Specification-led design for interface simulation. Collecting use-data, interactive help, writing manuals, analysis, comparing alternative designs, etc.

  • Harold Thimbleby


This paper shows how to combine a substantial part of the product development cycle of interactive devices into a single, coordinated approach. Much can be derived automatically from a suitable specification of the interactive device. Normal product development has a device specified and built, then has its manuals written, then it is used and tested. At this late stage design problems may be identified, but it is now too late: usability studies become academic in so far as the particular product is concerned, since it is already effectively in production. It would be better if the testing and manual writing could rapidly be obtained from the initial specification, before any investment has been made in fabrication. This paper offers a design approach that achieves this, and it shows how the various views of the design can be used to help improve each other; for instance, the automatically generated user manual can be fed back to suggest improvements in the design. A microwave cooker is used as a real example. This paper provides full and unabridged details of everything it discusses by usingMathematica as a rapid prototyping environment. Any similar device can be analysed in the same way, directly from the paper (which is available on the World Wide Web).


Interactive help Product development User interface design User manuals 


Unable to display preview. Download preview PDF.

Unable to display preview. Download preview PDF.


  1. 1.
    Wolfram S. The Mathematica book, 3rd edn. Addison-Wesley, Reading, Mass., 1996Google Scholar
  2. 2.
    Sharp J. Interaction design for electronic products using virtual simulations PhD thesis, Brunel University, 1998Google Scholar
  3. 3.
    Cairns P, Jones M, Thimbleby HW. Usability analysis with markov models. Working paper (available from the authors), 1998Google Scholar
  4. 4.
    Thimbleby HW, Witten IH. User modelling as machine identification: new design methods for HCI. In: Hix D, Hartson R (eds) Advances in human computer interaction IV. Ablex, Norwood, N.J., 1993: 58–86Google Scholar
  5. 5.
    Thimbleby HW. Formulating usability. ACM SIGCHI Bulletin 1994; 26(2): 59–64CrossRefGoogle Scholar
  6. 6.
    Thimbleby HW. Design for a fax. Personal Technologies 1997; 1(2): 101–117Google Scholar
  7. 7.
    Thimbleby HW, Addison MA. Manuals as structured programs. In: Cockton G, Draper SW, Weir GRS (eds) BCS Conference HCI'94, People and Computers, IX. Cambridge University Press, Cambridge, 1994: 67–79Google Scholar
  8. 8.
    Stanton N (ed) Human factors in consumer products. Taylor & Francis, London, 1998Google Scholar
  9. 9.
    Thimbleby HW, Addison MA. Intelligent adaptive assistance and its automatic generation. Interacting with Computers 1996; 8(1):51–68CrossRefGoogle Scholar
  10. 10.
    Thimbleby HW, Ladkin PB. A proper explanation when you need one. In: Kirby MAR, Dix AJ, Finlay, JE (eds) BCS Conference HCI'95, People and Computers, X. Cambridge University Press, Cambridge, 1995: 107–118Google Scholar
  11. 11.
    Thimbleby HW, Ladkin PB. From logic to manuals again. IEE Proceedings on Software Engineering 1997; 144(3): 185–192CrossRefGoogle Scholar

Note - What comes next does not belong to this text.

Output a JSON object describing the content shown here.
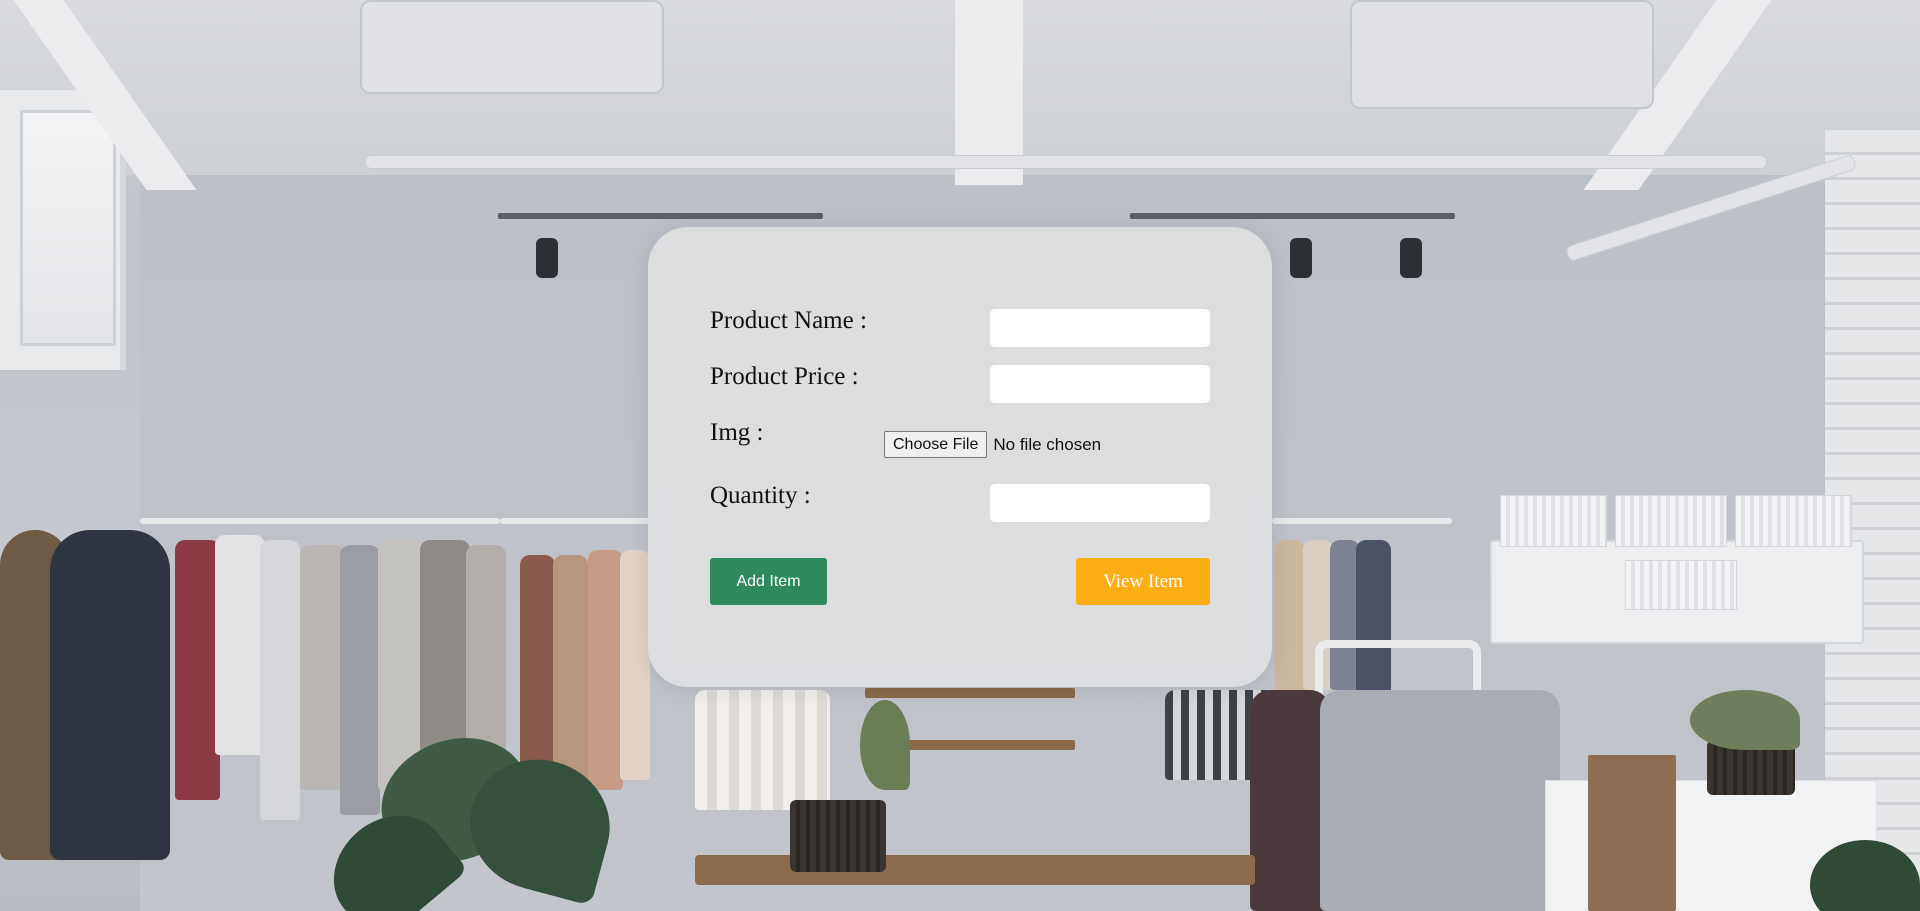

Copyright information

© Springer-Verlag London Ltd 1998

Authors and Affiliations

  1. 1.Computing ScienceMiddlesex UniversityLondonUK

Personalised recommendations